Distributed Proxying Edge Nodes
When designing your Pexip Infinity deployment, one of the main considerations is how and where to deploy your Conferencing Nodes. A Conferencing Node can perform one of two roles:
- Proxying: a Proxying Edge Node handles all media and signaling connections with an endpoint or external device, but does not host any conferences — instead it forwards the media on to a Transcoding Conferencing Node for processing.
- Transcoding: a Transcoding Conferencing Node handles all the media processing, protocol interworking, mixing and so on that is required in hosting Pexip Infinity calls and conferences. When combined with Proxying Edge Nodes, a transcoding node typically only processes the media forwarded on to it by those proxying nodes and has no direct connection with endpoints or external devices. However, a transcoding node can still receive and process the signaling and media directly from an endpoint or external device if required.
You can deploy your Pexip Infinity system as either a mix of Proxying Edge Nodes and Transcoding Conferencing Nodes, or as a system that only contains Transcoding Conferencing Nodes.
A typical deployment scenario is to use Proxying Edge Nodes as a front for many privately-addressed Transcoding Conferencing Nodes.
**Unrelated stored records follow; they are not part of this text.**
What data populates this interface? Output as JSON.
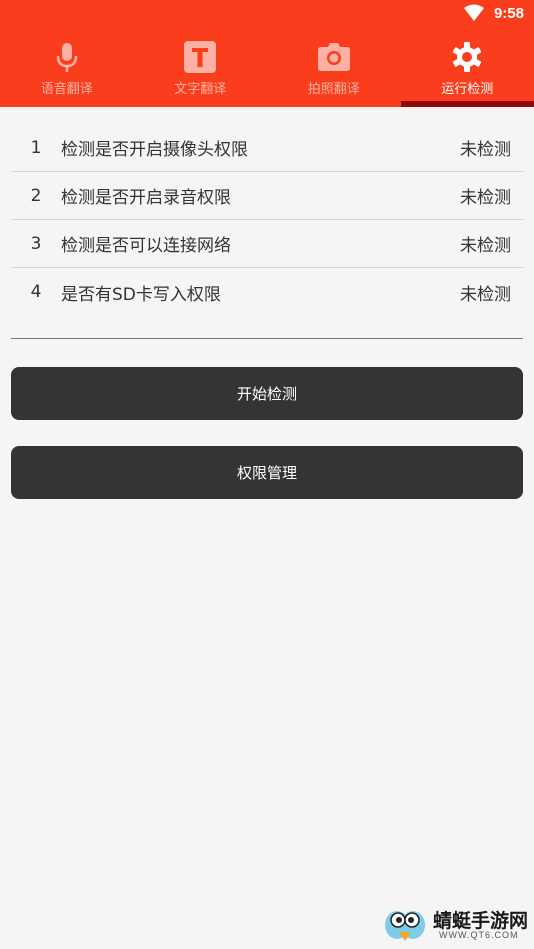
{
  "status_bar": {
    "time": "9:58",
    "wifi_icon": "wifi-icon"
  },
  "colors": {
    "header": "#fa3e1d",
    "underline": "#8e0a0a",
    "button": "#343434",
    "background": "#f5f5f5"
  },
  "tabs": [
    {
      "label": "语音翻译",
      "icon": "microphone-icon",
      "active": false
    },
    {
      "label": "文字翻译",
      "icon": "text-t-icon",
      "active": false
    },
    {
      "label": "拍照翻译",
      "icon": "camera-icon",
      "active": false
    },
    {
      "label": "运行检测",
      "icon": "gear-icon",
      "active": true
    }
  ],
  "checks": [
    {
      "num": "1",
      "name": "检测是否开启摄像头权限",
      "status": "未检测"
    },
    {
      "num": "2",
      "name": "检测是否开启录音权限",
      "status": "未检测"
    },
    {
      "num": "3",
      "name": "检测是否可以连接网络",
      "status": "未检测"
    },
    {
      "num": "4",
      "name": "是否有SD卡写入权限",
      "status": "未检测"
    }
  ],
  "buttons": {
    "start": "开始检测",
    "permissions": "权限管理"
  },
  "watermark": {
    "title": "蜻蜓手游网",
    "subtitle": "WWW.QT6.COM"
  }
}
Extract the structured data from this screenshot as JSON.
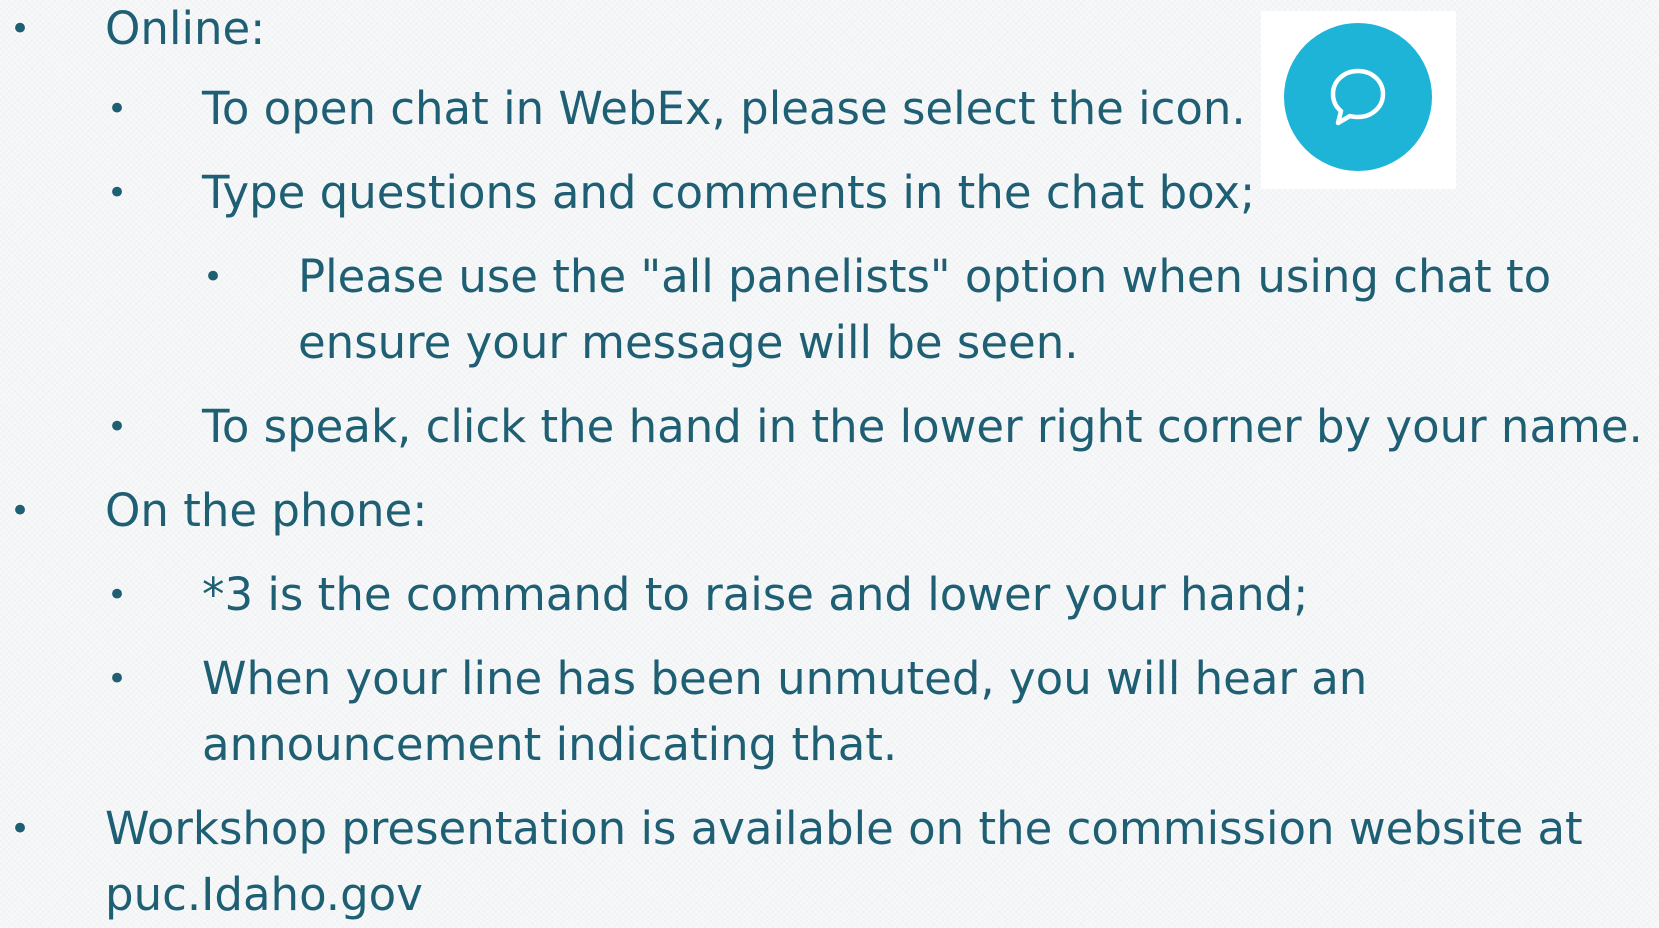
{
  "bullets": {
    "online": "Online:",
    "online_open_chat": "To open chat in WebEx, please select the icon.",
    "online_type_questions": "Type questions and comments in the chat box;",
    "online_all_panelists_line1": "Please use the \"all panelists\" option when using chat to",
    "online_all_panelists_line2": "ensure your message will be seen.",
    "online_speak": "To speak, click the hand in the lower right corner by your name.",
    "phone": "On the phone:",
    "phone_raise_hand": "*3 is the command to raise and lower your hand;",
    "phone_unmuted_line1": "When your line has been unmuted, you will hear an",
    "phone_unmuted_line2": "announcement indicating that.",
    "workshop_line1": "Workshop presentation is available on the commission website at",
    "workshop_line2": "puc.Idaho.gov"
  },
  "bullet_symbol": "•",
  "icon": {
    "name": "chat-bubble-icon",
    "color": "#1eb4d8"
  },
  "text_color": "#1e5f74"
}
Those outward-facing proxying nodes would receive all the signaling and media from endpoints and other external systems, and then forward that media onto other internally-located transcoding nodes to perform the standard Pexip Infinity transcoding, gatewaying and conferencing hosting functions.
When you deploy a new Conferencing Node, you must decide on its role — either transcoding or proxying (although you can change its role later).
- If an endpoint connects to a Transcoding Conferencing Node, that node will handle all aspects of the media connection with that endpoint, and (subject to media allocation rules) it may also host the associated conference or gateway call on that node.
- If an endpoint connects to a Proxying Edge Node, that node will still handle all of the signaling and media connections to the endpoint (including any encryption and decryption of the media stream), but it will then proxy the media on to a Transcoding Conferencing Node for processing.
The benefits of using Proxying Edge Nodes to handle all connections from endpoints and other systems — and leaving the media processing to internally-located Transcoding Conferencing Nodes — are:
- You only need to deploy certificates on your Proxying Edge Nodes — only those nodes that handle the signaling connection to an endpoint or other system (such as a Skype for Business / Lync Edge Server) need to be configured with the appropriate certificates to allow that endpoint/system to communicate with Pexip Infinity. If you subsequently deploy more Transcoding Conferencing Nodes to increase conferencing capacity, you do not need to add certificates onto those additional nodes.
- You only need to set up and maintain DNS records for the Proxying Edge Nodes. If you subsequently add more Transcoding Conferencing Nodes you will not have to update any call routing logic on third-party systems that connect to Pexip Infinity.
- When an endpoint has established a signaling and a media connection to one or more Proxying Edge Nodes, the ports used for that connection will not change (even if, for example, the call is transferred to a VMR via a Virtual Reception).
- The servers hosting Proxying Edge Nodes do not require as high a specification as those servers hosting Transcoding Conferencing Nodes. This is because proxying nodes are not as processor intensive as transcoding nodes. The minimum functional CPU instruction set for a proxying node is AVX, which was first available in the Sandy Bridge generation. You still need multiple proxying nodes for resilience and capacity. We recommend allocating 4 vCPU and 4 GB RAM (which must both be dedicated resource) to each Proxying Edge Node, with a maximum of 8 vCPU and 8 GB RAM for large deployments.
For more information, see Deployment guidelines for Proxying Edge Nodes.